TASK DETAILS: Go through the records and count every line that holds "sections". Only the number belongs in the reply.
━━━━
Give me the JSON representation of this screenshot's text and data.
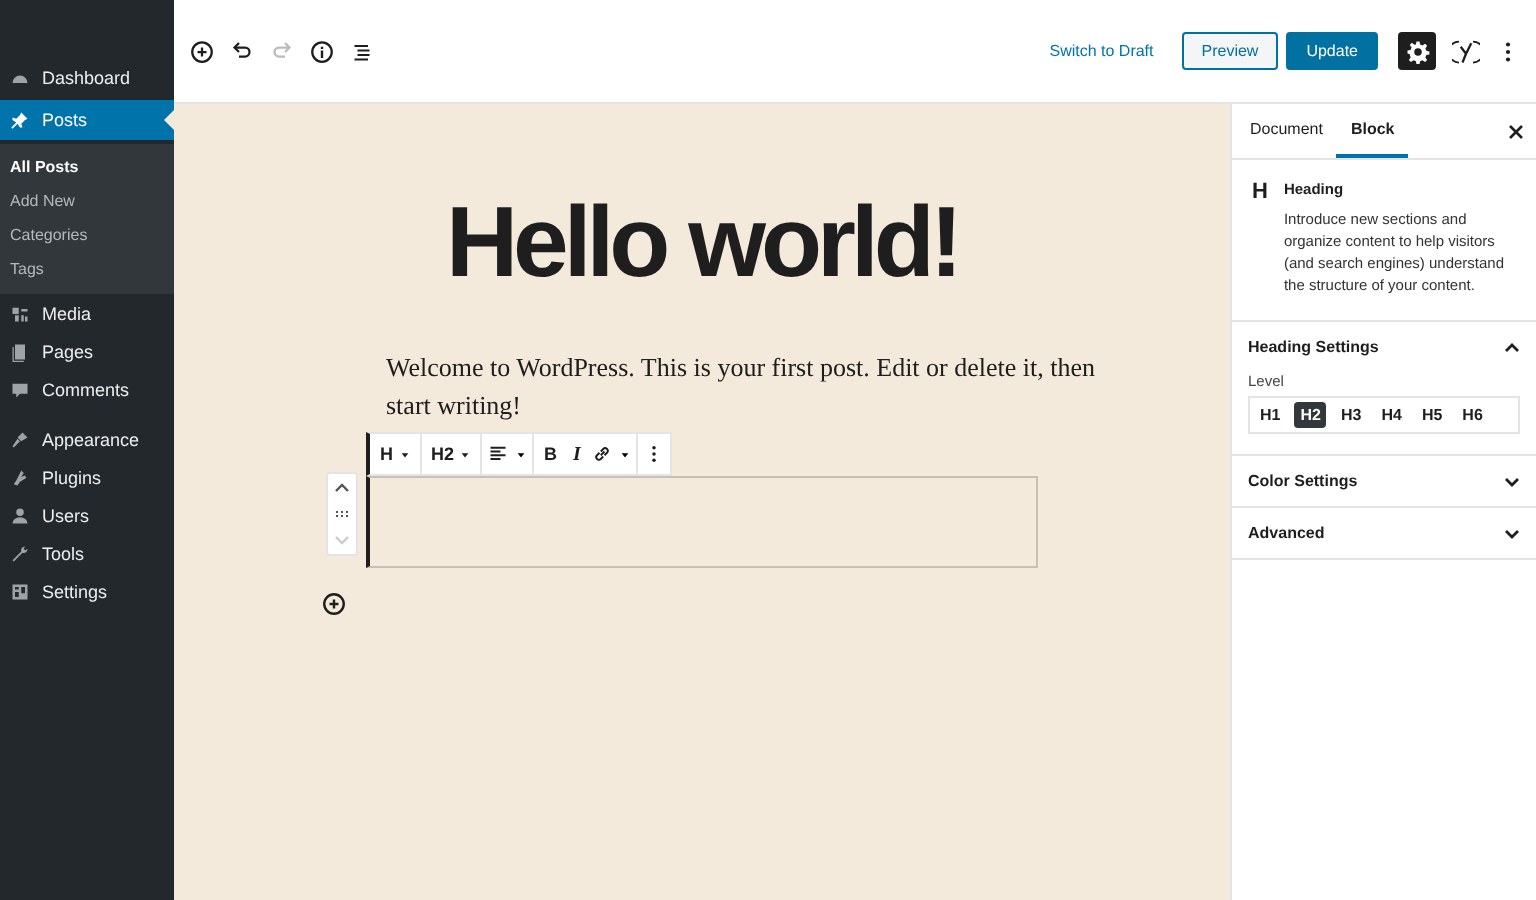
{
  "sidebar": {
    "items": [
      {
        "label": "Dashboard",
        "selected": false
      },
      {
        "label": "Posts",
        "selected": true,
        "children": [
          {
            "label": "All Posts",
            "selected": true
          },
          {
            "label": "Add New",
            "selected": false
          },
          {
            "label": "Categories",
            "selected": false
          },
          {
            "label": "Tags",
            "selected": false
          }
        ]
      },
      {
        "label": "Media",
        "selected": false
      },
      {
        "label": "Pages",
        "selected": false
      },
      {
        "label": "Comments",
        "selected": false
      },
      {
        "label": "Appearance",
        "selected": false
      },
      {
        "label": "Plugins",
        "selected": false
      },
      {
        "label": "Users",
        "selected": false
      },
      {
        "label": "Tools",
        "selected": false
      },
      {
        "label": "Settings",
        "selected": false
      }
    ]
  },
  "top_bar": {
    "redo_disabled": true,
    "switch_to_draft": "Switch to Draft",
    "preview": "Preview",
    "update": "Update",
    "settings_selected": true
  },
  "editor": {
    "title": "Hello world!",
    "paragraph": "Welcome to WordPress. This is your first post. Edit or delete it, then start writing!",
    "block_toolbar": {
      "block_type": "H",
      "heading_level": "H2",
      "bold": "B",
      "italic": "I"
    },
    "mover": {
      "up_disabled": false,
      "down_disabled": true
    }
  },
  "panel": {
    "tabs": [
      {
        "label": "Document",
        "selected": false
      },
      {
        "label": "Block",
        "selected": true
      }
    ],
    "block": {
      "icon": "H",
      "name": "Heading",
      "description": "Introduce new sections and organize content to help visitors (and search engines) understand the structure of your content."
    },
    "sections": [
      {
        "title": "Heading Settings",
        "expanded": true,
        "level_label": "Level",
        "levels": [
          {
            "label": "H1",
            "selected": false
          },
          {
            "label": "H2",
            "selected": true
          },
          {
            "label": "H3",
            "selected": false
          },
          {
            "label": "H4",
            "selected": false
          },
          {
            "label": "H5",
            "selected": false
          },
          {
            "label": "H6",
            "selected": false
          }
        ]
      },
      {
        "title": "Color Settings",
        "expanded": false
      },
      {
        "title": "Advanced",
        "expanded": false
      }
    ]
  }
}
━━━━
EXERCISE SOLUTION: 2